What needs to be done: Please count how many lines in the entries below contain "value" and reply with the figure alone.

[Component data from apps and pages]
┄┄┄┄┄┄┄┄┄┄

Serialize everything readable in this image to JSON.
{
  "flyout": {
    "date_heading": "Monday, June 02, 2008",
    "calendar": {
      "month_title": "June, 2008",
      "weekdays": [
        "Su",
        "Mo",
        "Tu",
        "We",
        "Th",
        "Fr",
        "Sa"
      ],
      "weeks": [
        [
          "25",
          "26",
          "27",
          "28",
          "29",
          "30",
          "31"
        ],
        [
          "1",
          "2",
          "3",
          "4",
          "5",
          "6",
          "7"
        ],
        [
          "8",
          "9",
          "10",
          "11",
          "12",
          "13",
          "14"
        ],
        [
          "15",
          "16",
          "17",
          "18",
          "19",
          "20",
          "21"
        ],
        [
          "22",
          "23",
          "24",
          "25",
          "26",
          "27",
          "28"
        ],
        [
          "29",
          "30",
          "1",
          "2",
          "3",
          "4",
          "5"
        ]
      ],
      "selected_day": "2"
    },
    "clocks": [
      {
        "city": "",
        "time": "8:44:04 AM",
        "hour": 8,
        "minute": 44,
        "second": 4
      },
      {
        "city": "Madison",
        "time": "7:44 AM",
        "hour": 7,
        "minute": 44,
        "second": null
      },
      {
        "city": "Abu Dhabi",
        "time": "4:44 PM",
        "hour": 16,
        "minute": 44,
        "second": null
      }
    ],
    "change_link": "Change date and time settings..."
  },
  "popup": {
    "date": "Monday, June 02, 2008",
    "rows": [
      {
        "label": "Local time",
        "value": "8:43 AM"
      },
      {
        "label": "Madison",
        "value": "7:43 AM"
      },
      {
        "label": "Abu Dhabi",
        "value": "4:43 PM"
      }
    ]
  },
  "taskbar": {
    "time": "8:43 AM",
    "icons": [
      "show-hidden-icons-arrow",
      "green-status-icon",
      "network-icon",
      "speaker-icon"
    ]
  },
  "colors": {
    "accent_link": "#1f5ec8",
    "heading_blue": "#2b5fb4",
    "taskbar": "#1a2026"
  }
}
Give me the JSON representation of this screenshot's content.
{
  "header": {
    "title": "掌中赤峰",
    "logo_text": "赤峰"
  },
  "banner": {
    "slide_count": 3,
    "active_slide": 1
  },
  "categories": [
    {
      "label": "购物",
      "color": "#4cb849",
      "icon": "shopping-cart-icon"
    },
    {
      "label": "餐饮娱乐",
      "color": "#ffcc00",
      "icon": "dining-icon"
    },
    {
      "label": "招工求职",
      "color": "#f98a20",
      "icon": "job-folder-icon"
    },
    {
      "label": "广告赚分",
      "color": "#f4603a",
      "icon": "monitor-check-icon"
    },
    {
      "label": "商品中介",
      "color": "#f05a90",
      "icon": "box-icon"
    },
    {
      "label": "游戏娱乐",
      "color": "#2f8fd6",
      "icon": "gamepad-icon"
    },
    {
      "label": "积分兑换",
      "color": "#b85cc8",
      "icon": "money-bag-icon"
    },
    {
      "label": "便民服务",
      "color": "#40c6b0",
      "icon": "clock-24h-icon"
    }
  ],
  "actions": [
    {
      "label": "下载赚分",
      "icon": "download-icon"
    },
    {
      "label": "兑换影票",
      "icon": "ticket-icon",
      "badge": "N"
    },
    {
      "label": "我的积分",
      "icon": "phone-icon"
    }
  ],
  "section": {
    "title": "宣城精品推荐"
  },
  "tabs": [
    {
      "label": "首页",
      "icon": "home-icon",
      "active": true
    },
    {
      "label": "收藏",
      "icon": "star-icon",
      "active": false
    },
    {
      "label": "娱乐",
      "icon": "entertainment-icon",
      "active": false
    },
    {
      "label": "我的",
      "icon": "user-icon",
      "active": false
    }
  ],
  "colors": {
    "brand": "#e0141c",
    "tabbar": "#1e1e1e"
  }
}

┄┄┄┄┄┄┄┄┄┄

Result of this exercise: 3